"The skill of being able to manage multiple, overlapping audiences is a principle of rhetoric, a skill I was able to hone and perfect not only in academic writing, but in the performance writing I did and all the rhetorical activity I was engaged in at Stanford."
He said that even the computer code he writes now follows "the same principles of rhetoric, specifically around audience, that is used in poetry and academic writing." A line of code, he said, could have four or more audiences, including other engineers and computers.
Lunsford underscored the need for higher education to adapt; for example, students could post their essays online, accommodating their preference for an audience and online discussion.
But Lunsford said adaptation must go even further: What does an English professor say when a student approaches her and says, "I know you'd like me to write an essay, but I'd like to make a documentary"?
In light of this brave new world, it can be hard to remember that only a few decades ago doomsday prophets were predicting the death of the written word, as telephones and television increased their domination over a culture, and business CEOs dictated their letters into Dictaphones.
In those days, graduation from college largely meant goodbye to writing. An office memo, letters or "annotated cookbooks" were about the only written expressions of the adult world, said Lunsford, unless they were headed for jobs in the media or in academia. Writing was "instrumental" – designed for a purpose, such as a purchasing agreement, or advertising to sell a product.
Today's landscape alters fundamental notions of what writing is. According to Lunsford, "The everyday understanding of writing is usually operational as opposed to epistemic."
Epistemic writing creates knowledge. (Think of all those times when you don't know what to think till you begin writing.) Such epistemic writing is an exploration, rather than declaration. It's the writing that dominates journals, letters and many blogs. Clearly, the students' sense of agency extends to self-knowledge as well as changing the world.
Comparing the Stanford students' writing with their peers from the mid-1980s, Lunsford found that the writing of today's students is about three times as long –they have "the ability to generate more prose."
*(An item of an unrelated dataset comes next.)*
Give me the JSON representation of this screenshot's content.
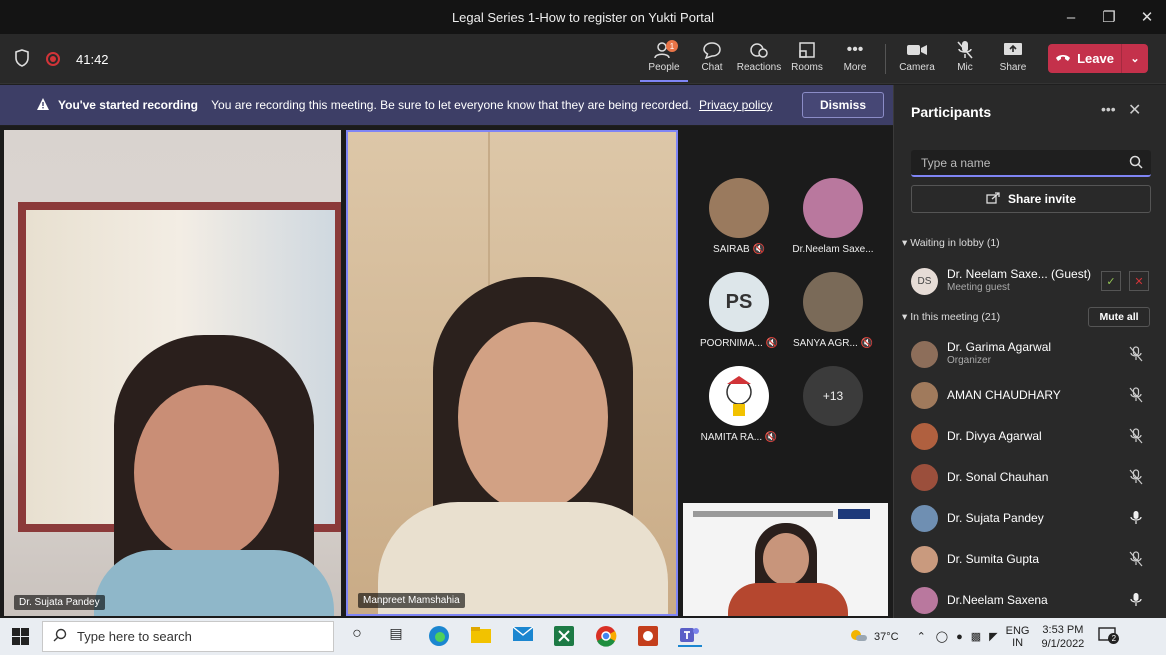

They are also likely to make different kinds of errors. The number one error 20 years ago was spelling – a problem easily circumvented today by a spellchecker. Today's number one error is using the wrong word – "constraint" instead of "constrained," for example, or using the wrong preposition.
Lunsford recalls one student writing "I feel necrotic" rather than "neurotic."
Some nevertheless insist that writing today is substandard, littered with too many LOLs and OMGs. However, Lunsford noted that Stanford students were adept at different writing for different audiences. Moreover, they are changing the game: For a graphic novel such as Chris Ware's Jimmy Corrigan: The Smartest Kid on Earth, "traditional reading strategies do not work. Every single word is important." And websites, though they can be skimmed with a click, can be very labor- and thought-intensive.
"College writers need to be able to retain the best of print literacy, and know how to deploy it for their own purposes," said Lunsford. "They also need and deserve to be exposed to new forms of expression."
With the more playful, inventive and spontaneous forms of writing available to them, are today's students losing the taste for more complex English?
"Every time I pick up Henry James, I have to relearn how to read Henry James. We don't want to lose the ability to do that kind of reading and writing," said Lunsford.
"Thinking about hard things requires hard prose. We can boil things down, prepare for a different audiences, but when it comes to hard things, I don't think it can be worked out in 140 characters."